Only an exact retyping of all the entries counts as an answer.
—————
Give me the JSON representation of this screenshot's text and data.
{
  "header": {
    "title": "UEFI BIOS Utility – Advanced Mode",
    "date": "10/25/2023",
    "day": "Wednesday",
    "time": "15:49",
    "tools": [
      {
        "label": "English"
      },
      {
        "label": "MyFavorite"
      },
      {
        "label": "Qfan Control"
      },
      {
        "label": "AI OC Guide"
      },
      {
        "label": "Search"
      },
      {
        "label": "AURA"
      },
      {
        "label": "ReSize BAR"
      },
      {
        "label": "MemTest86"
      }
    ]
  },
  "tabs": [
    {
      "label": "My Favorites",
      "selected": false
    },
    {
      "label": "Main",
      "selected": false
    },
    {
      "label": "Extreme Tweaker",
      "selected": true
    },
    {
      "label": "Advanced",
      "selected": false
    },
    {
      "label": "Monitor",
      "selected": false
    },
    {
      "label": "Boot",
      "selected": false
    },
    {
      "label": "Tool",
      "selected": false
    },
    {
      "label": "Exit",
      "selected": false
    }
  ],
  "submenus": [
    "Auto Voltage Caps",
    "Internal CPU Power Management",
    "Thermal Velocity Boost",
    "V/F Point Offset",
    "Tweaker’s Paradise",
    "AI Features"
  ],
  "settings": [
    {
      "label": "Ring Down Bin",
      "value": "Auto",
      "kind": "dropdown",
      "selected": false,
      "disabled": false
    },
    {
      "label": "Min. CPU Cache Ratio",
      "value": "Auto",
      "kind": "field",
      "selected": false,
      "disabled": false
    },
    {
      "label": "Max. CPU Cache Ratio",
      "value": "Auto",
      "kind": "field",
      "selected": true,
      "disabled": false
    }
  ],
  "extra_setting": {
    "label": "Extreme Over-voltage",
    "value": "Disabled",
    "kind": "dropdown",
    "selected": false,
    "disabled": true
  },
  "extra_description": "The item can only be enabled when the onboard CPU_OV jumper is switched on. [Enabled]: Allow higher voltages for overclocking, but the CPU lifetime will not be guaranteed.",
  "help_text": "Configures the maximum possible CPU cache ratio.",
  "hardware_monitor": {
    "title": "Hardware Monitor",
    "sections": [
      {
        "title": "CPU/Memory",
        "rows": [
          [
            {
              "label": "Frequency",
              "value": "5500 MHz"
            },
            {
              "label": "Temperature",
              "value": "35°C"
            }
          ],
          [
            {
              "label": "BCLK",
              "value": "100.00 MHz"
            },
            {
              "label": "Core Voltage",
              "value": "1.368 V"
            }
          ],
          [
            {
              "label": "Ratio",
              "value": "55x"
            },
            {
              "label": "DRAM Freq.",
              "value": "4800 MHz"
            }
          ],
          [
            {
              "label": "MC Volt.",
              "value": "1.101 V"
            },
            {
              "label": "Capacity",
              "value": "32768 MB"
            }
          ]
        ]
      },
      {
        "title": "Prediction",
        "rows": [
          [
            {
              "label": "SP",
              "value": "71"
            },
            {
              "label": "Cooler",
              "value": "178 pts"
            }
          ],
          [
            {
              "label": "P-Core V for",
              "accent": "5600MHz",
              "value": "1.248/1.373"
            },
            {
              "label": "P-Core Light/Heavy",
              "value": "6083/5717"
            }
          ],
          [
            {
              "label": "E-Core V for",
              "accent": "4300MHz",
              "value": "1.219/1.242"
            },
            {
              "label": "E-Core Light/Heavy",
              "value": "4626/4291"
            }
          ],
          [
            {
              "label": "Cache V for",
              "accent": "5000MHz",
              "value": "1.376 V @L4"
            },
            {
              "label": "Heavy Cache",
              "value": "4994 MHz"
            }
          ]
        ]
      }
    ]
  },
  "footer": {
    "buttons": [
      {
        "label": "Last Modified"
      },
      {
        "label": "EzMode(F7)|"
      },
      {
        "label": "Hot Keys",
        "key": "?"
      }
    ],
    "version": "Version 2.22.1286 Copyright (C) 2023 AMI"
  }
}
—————
[Response]
Give me the JSON representation of this screenshot's text and data.
{
  "header": {
    "title": "UEFI BIOS Utility – Advanced Mode",
    "date": "10/25/2023",
    "day": "Wednesday",
    "time": "15:49",
    "tools": [
      {
        "label": "English"
      },
      {
        "label": "MyFavorite"
      },
      {
        "label": "Qfan Control"
      },
      {
        "label": "AI OC Guide"
      },
      {
        "label": "Search"
      },
      {
        "label": "AURA"
      },
      {
        "label": "ReSize BAR"
      },
      {
        "label": "MemTest86"
      }
    ]
  },
  "tabs": [
    {
      "label": "My Favorites",
      "selected": false
    },
    {
      "label": "Main",
      "selected": false
    },
    {
      "label": "Extreme Tweaker",
      "selected": true
    },
    {
      "label": "Advanced",
      "selected": false
    },
    {
      "label": "Monitor",
      "selected": false
    },
    {
      "label": "Boot",
      "selected": false
    },
    {
      "label": "Tool",
      "selected": false
    },
    {
      "label": "Exit",
      "selected": false
    }
  ],
  "submenus": [
    "Auto Voltage Caps",
    "Internal CPU Power Management",
    "Thermal Velocity Boost",
    "V/F Point Offset",
    "Tweaker’s Paradise",
    "AI Features"
  ],
  "settings": [
    {
      "label": "Ring Down Bin",
      "value": "Auto",
      "kind": "dropdown",
      "selected": false,
      "disabled": false
    },
    {
      "label": "Min. CPU Cache Ratio",
      "value": "Auto",
      "kind": "field",
      "selected": false,
      "disabled": false
    },
    {
      "label": "Max. CPU Cache Ratio",
      "value": "Auto",
      "kind": "field",
      "selected": true,
      "disabled": false
    }
  ],
  "extra_setting": {
    "label": "Extreme Over-voltage",
    "value": "Disabled",
    "kind": "dropdown",
    "selected": false,
    "disabled": true
  },
  "extra_description": "The item can only be enabled when the onboard CPU_OV jumper is switched on. [Enabled]: Allow higher voltages for overclocking, but the CPU lifetime will not be guaranteed.",
  "help_text": "Configures the maximum possible CPU cache ratio.",
  "hardware_monitor": {
    "title": "Hardware Monitor",
    "sections": [
      {
        "title": "CPU/Memory",
        "rows": [
          [
            {
              "label": "Frequency",
              "value": "5500 MHz"
            },
            {
              "label": "Temperature",
              "value": "35°C"
            }
          ],
          [
            {
              "label": "BCLK",
              "value": "100.00 MHz"
            },
            {
              "label": "Core Voltage",
              "value": "1.368 V"
            }
          ],
          [
            {
              "label": "Ratio",
              "value": "55x"
            },
            {
              "label": "DRAM Freq.",
              "value": "4800 MHz"
            }
          ],
          [
            {
              "label": "MC Volt.",
              "value": "1.101 V"
            },
            {
              "label": "Capacity",
              "value": "32768 MB"
            }
          ]
        ]
      },
      {
        "title": "Prediction",
        "rows": [
          [
            {
              "label": "SP",
              "value": "71"
            },
            {
              "label": "Cooler",
              "value": "178 pts"
            }
          ],
          [
            {
              "label": "P-Core V for",
              "accent": "5600MHz",
              "value": "1.248/1.373"
            },
            {
              "label": "P-Core Light/Heavy",
              "value": "6083/5717"
            }
          ],
          [
            {
              "label": "E-Core V for",
              "accent": "4300MHz",
              "value": "1.219/1.242"
            },
            {
              "label": "E-Core Light/Heavy",
              "value": "4626/4291"
            }
          ],
          [
            {
              "label": "Cache V for",
              "accent": "5000MHz",
              "value": "1.376 V @L4"
            },
            {
              "label": "Heavy Cache",
              "value": "4994 MHz"
            }
          ]
        ]
      }
    ]
  },
  "footer": {
    "buttons": [
      {
        "label": "Last Modified"
      },
      {
        "label": "EzMode(F7)|"
      },
      {
        "label": "Hot Keys",
        "key": "?"
      }
    ],
    "version": "Version 2.22.1286 Copyright (C) 2023 AMI"
  }
}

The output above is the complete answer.